    Getting up at the crack of dawn is a lot easier when you are on your way to do something you thoroughly enjoy. I don’t have those kinds of outdoor activities these days, so eyes closed, head on pillow is where I prefer to be at that time of the morning! 😉 Probably the only thing that would get me excited to get up at that crazy hour would be to visit the local cemetery near where I live, which is more like a beautiful woodland, to hear the dawn chorus. I heard it early one morning where my mum lived (the other side of the cemetery) and the bird song echoed on the summer wind into her housing estate – wow, it was the most beautiful thing I’ve ever heard! 🙂

    1. Suzy … There is a beauty about the stillness of the morning that I love as well.
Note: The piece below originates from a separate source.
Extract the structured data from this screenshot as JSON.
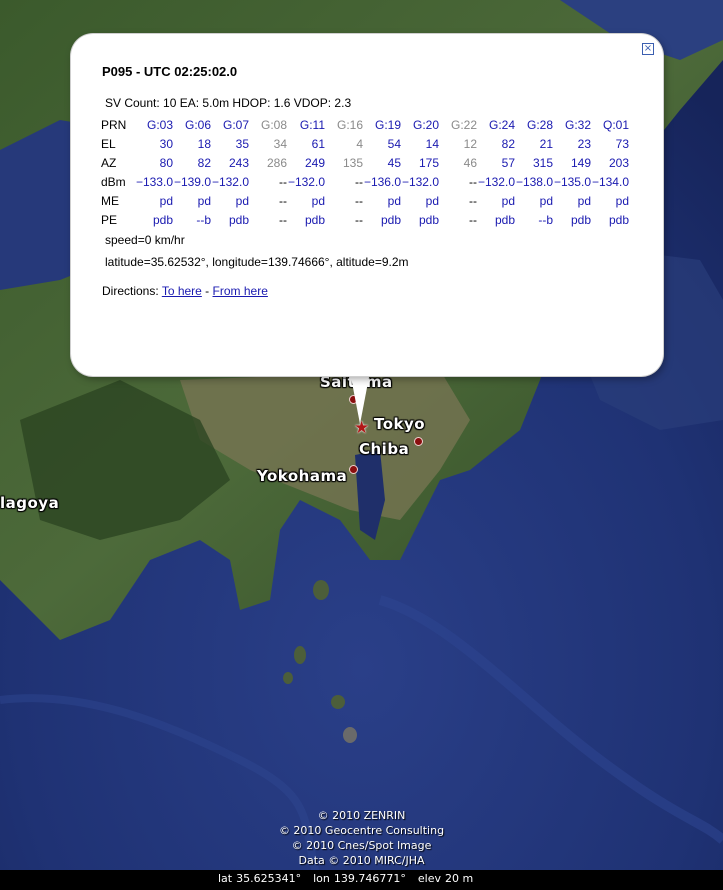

That bird solo is one of nature’s concerts that I love to hear.

      I also rode one of my friend’s horses bareback when I was in high school. S/he leaned down to dump me, but it was only a half-hearted attempt and I managed to hang on. 😉 In 1999, when we were in Costa Rica, I rode a horse along the beach and up a wooded path. Quite exciting. But it was nerve-wracking for my husband who had never ridden a horse before. 😉

  11. Judy what lucky kids to have such supportive grandparents. Both sound like they are doing really well. For me early rising is for peace and a walk with the birds. My time without the kids.

    1. Kath … We’re the lucky ones, and even luckier that we rarely ever have to get up that early in the morning.

      Our grands are doing well. Their parents are involved in their children’s sports. That’s one thing I am glad we did with our kids when they were growing up – supporting them in whatever activity they had a passion for. 😉

Comments are closed.